## [BRIEF]
Below are records to write out again, exactly as they read.

Dataset rows for apps and sites
----

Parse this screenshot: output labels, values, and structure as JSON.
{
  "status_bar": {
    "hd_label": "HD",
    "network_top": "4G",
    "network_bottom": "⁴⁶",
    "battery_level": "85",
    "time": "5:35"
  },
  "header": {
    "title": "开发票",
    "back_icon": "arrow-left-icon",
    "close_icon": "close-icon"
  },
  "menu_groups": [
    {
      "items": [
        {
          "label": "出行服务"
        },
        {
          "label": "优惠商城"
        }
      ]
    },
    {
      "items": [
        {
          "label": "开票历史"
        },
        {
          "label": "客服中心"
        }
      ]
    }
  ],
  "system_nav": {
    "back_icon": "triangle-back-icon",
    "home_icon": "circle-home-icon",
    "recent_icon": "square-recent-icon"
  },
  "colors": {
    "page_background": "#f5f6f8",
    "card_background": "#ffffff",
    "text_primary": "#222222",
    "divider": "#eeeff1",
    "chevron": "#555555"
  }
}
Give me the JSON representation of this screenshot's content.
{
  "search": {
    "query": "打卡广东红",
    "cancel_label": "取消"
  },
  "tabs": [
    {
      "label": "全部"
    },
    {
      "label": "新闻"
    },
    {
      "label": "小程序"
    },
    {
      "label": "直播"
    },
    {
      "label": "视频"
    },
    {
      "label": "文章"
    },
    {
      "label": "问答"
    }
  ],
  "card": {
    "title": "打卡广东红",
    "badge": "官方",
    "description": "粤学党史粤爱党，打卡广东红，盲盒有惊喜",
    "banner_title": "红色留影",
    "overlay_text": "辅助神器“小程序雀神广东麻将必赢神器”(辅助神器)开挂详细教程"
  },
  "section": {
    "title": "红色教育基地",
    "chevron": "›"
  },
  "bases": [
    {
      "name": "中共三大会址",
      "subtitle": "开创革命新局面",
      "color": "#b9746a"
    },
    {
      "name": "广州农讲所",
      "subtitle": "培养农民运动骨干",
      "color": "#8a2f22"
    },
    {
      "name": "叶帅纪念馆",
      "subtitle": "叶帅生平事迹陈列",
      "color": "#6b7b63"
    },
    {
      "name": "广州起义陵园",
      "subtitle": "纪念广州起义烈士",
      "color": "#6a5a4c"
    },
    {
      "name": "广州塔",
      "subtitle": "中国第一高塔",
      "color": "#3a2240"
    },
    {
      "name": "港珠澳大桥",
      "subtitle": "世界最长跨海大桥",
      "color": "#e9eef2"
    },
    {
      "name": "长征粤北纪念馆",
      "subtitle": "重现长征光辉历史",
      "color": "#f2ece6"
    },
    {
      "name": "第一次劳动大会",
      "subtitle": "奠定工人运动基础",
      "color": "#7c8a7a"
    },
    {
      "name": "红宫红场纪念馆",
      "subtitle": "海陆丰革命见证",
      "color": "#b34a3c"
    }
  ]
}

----

## [SOLUTION TO THIS PROBLEM]
Parse this screenshot: output labels, values, and structure as JSON.
{
  "status_bar": {
    "hd_label": "HD",
    "network_top": "4G",
    "network_bottom": "⁴⁶",
    "battery_level": "85",
    "time": "5:35"
  },
  "header": {
    "title": "开发票",
    "back_icon": "arrow-left-icon",
    "close_icon": "close-icon"
  },
  "menu_groups": [
    {
      "items": [
        {
          "label": "出行服务"
        },
        {
          "label": "优惠商城"
        }
      ]
    },
    {
      "items": [
        {
          "label": "开票历史"
        },
        {
          "label": "客服中心"
        }
      ]
    }
  ],
  "system_nav": {
    "back_icon": "triangle-back-icon",
    "home_icon": "circle-home-icon",
    "recent_icon": "square-recent-icon"
  },
  "colors": {
    "page_background": "#f5f6f8",
    "card_background": "#ffffff",
    "text_primary": "#222222",
    "divider": "#eeeff1",
    "chevron": "#555555"
  }
}
Give me the JSON representation of this screenshot's content.
{
  "search": {
    "query": "打卡广东红",
    "cancel_label": "取消"
  },
  "tabs": [
    {
      "label": "全部"
    },
    {
      "label": "新闻"
    },
    {
      "label": "小程序"
    },
    {
      "label": "直播"
    },
    {
      "label": "视频"
    },
    {
      "label": "文章"
    },
    {
      "label": "问答"
    }
  ],
  "card": {
    "title": "打卡广东红",
    "badge": "官方",
    "description": "粤学党史粤爱党，打卡广东红，盲盒有惊喜",
    "banner_title": "红色留影",
    "overlay_text": "辅助神器“小程序雀神广东麻将必赢神器”(辅助神器)开挂详细教程"
  },
  "section": {
    "title": "红色教育基地",
    "chevron": "›"
  },
  "bases": [
    {
      "name": "中共三大会址",
      "subtitle": "开创革命新局面",
      "color": "#b9746a"
    },
    {
      "name": "广州农讲所",
      "subtitle": "培养农民运动骨干",
      "color": "#8a2f22"
    },
    {
      "name": "叶帅纪念馆",
      "subtitle": "叶帅生平事迹陈列",
      "color": "#6b7b63"
    },
    {
      "name": "广州起义陵园",
      "subtitle": "纪念广州起义烈士",
      "color": "#6a5a4c"
    },
    {
      "name": "广州塔",
      "subtitle": "中国第一高塔",
      "color": "#3a2240"
    },
    {
      "name": "港珠澳大桥",
      "subtitle": "世界最长跨海大桥",
      "color": "#e9eef2"
    },
    {
      "name": "长征粤北纪念馆",
      "subtitle": "重现长征光辉历史",
      "color": "#f2ece6"
    },
    {
      "name": "第一次劳动大会",
      "subtitle": "奠定工人运动基础",
      "color": "#7c8a7a"
    },
    {
      "name": "红宫红场纪念馆",
      "subtitle": "海陆丰革命见证",
      "color": "#b34a3c"
    }
  ]
}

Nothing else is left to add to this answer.